EXERCISE DIRECTIONS
Copy each line from the data that has the word "Corporate" in it.

(Data about app and page elements)
==*==
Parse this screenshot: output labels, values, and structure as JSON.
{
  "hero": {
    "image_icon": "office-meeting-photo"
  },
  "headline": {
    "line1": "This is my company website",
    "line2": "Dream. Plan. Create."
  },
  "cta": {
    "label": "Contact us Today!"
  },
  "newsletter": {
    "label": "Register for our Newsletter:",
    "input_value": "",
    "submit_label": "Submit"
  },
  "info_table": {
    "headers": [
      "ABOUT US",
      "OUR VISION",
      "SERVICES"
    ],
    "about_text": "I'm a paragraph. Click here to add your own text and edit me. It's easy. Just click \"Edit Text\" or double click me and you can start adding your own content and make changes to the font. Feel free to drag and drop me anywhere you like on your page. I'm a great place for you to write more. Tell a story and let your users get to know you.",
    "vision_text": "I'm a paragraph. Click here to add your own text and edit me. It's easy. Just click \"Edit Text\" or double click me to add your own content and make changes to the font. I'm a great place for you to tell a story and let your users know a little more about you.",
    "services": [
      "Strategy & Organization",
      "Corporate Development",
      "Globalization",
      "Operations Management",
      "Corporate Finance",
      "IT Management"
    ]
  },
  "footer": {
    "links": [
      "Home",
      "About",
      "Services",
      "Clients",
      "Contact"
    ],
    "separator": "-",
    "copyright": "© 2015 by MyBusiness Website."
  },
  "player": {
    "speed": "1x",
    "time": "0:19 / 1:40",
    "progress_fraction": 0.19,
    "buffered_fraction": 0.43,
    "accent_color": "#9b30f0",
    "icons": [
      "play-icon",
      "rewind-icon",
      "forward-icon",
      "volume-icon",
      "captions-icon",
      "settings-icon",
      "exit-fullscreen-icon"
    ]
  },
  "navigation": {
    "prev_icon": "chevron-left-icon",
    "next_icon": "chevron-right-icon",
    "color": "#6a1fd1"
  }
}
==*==
RESULT
      "Corporate Development",
      "Corporate Finance",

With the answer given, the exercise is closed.